DIRECTIONS >> Exactly and in full, give the records again.

RECORDS FOR THE TASK >>
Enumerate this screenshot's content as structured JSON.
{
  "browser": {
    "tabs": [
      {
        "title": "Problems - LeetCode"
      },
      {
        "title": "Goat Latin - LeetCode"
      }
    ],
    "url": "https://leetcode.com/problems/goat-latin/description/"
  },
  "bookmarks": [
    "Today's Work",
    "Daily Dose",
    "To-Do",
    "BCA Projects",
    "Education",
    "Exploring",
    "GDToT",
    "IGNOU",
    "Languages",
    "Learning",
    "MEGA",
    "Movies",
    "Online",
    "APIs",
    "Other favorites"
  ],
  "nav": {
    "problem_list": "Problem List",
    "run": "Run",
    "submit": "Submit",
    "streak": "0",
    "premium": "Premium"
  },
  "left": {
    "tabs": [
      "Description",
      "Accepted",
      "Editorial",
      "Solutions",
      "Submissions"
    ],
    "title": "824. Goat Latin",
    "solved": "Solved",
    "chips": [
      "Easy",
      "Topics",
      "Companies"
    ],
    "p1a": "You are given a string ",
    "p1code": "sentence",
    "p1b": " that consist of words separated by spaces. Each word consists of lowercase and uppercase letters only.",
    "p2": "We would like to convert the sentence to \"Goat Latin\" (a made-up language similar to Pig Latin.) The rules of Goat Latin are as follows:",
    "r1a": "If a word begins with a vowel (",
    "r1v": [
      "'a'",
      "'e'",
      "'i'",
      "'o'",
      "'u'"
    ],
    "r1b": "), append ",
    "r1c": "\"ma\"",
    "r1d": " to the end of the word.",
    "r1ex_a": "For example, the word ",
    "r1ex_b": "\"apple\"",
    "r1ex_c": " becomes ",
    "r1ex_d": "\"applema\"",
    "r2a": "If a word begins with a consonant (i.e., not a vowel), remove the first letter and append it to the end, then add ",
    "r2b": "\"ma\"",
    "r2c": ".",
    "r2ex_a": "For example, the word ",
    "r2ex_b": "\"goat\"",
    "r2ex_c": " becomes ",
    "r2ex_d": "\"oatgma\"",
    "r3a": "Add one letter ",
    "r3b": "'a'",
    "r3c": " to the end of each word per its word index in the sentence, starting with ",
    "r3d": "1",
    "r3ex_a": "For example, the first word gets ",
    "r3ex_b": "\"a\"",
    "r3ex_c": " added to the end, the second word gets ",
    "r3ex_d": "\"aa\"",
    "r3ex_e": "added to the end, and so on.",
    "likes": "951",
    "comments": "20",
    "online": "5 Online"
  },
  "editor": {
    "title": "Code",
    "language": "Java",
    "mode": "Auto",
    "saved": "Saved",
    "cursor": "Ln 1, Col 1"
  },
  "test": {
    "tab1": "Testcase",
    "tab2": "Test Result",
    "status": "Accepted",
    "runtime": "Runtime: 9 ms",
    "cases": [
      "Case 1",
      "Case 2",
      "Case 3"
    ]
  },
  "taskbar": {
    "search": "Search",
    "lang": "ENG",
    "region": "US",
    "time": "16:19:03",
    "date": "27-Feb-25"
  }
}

RESULT >>
Enumerate this screenshot's content as structured JSON.
{
  "browser": {
    "tabs": [
      {
        "title": "Problems - LeetCode"
      },
      {
        "title": "Goat Latin - LeetCode"
      }
    ],
    "url": "https://leetcode.com/problems/goat-latin/description/"
  },
  "bookmarks": [
    "Today's Work",
    "Daily Dose",
    "To-Do",
    "BCA Projects",
    "Education",
    "Exploring",
    "GDToT",
    "IGNOU",
    "Languages",
    "Learning",
    "MEGA",
    "Movies",
    "Online",
    "APIs",
    "Other favorites"
  ],
  "nav": {
    "problem_list": "Problem List",
    "run": "Run",
    "submit": "Submit",
    "streak": "0",
    "premium": "Premium"
  },
  "left": {
    "tabs": [
      "Description",
      "Accepted",
      "Editorial",
      "Solutions",
      "Submissions"
    ],
    "title": "824. Goat Latin",
    "solved": "Solved",
    "chips": [
      "Easy",
      "Topics",
      "Companies"
    ],
    "p1a": "You are given a string ",
    "p1code": "sentence",
    "p1b": " that consist of words separated by spaces. Each word consists of lowercase and uppercase letters only.",
    "p2": "We would like to convert the sentence to \"Goat Latin\" (a made-up language similar to Pig Latin.) The rules of Goat Latin are as follows:",
    "r1a": "If a word begins with a vowel (",
    "r1v": [
      "'a'",
      "'e'",
      "'i'",
      "'o'",
      "'u'"
    ],
    "r1b": "), append ",
    "r1c": "\"ma\"",
    "r1d": " to the end of the word.",
    "r1ex_a": "For example, the word ",
    "r1ex_b": "\"apple\"",
    "r1ex_c": " becomes ",
    "r1ex_d": "\"applema\"",
    "r2a": "If a word begins with a consonant (i.e., not a vowel), remove the first letter and append it to the end, then add ",
    "r2b": "\"ma\"",
    "r2c": ".",
    "r2ex_a": "For example, the word ",
    "r2ex_b": "\"goat\"",
    "r2ex_c": " becomes ",
    "r2ex_d": "\"oatgma\"",
    "r3a": "Add one letter ",
    "r3b": "'a'",
    "r3c": " to the end of each word per its word index in the sentence, starting with ",
    "r3d": "1",
    "r3ex_a": "For example, the first word gets ",
    "r3ex_b": "\"a\"",
    "r3ex_c": " added to the end, the second word gets ",
    "r3ex_d": "\"aa\"",
    "r3ex_e": "added to the end, and so on.",
    "likes": "951",
    "comments": "20",
    "online": "5 Online"
  },
  "editor": {
    "title": "Code",
    "language": "Java",
    "mode": "Auto",
    "saved": "Saved",
    "cursor": "Ln 1, Col 1"
  },
  "test": {
    "tab1": "Testcase",
    "tab2": "Test Result",
    "status": "Accepted",
    "runtime": "Runtime: 9 ms",
    "cases": [
      "Case 1",
      "Case 2",
      "Case 3"
    ]
  },
  "taskbar": {
    "search": "Search",
    "lang": "ENG",
    "region": "US",
    "time": "16:19:03",
    "date": "27-Feb-25"
  }
}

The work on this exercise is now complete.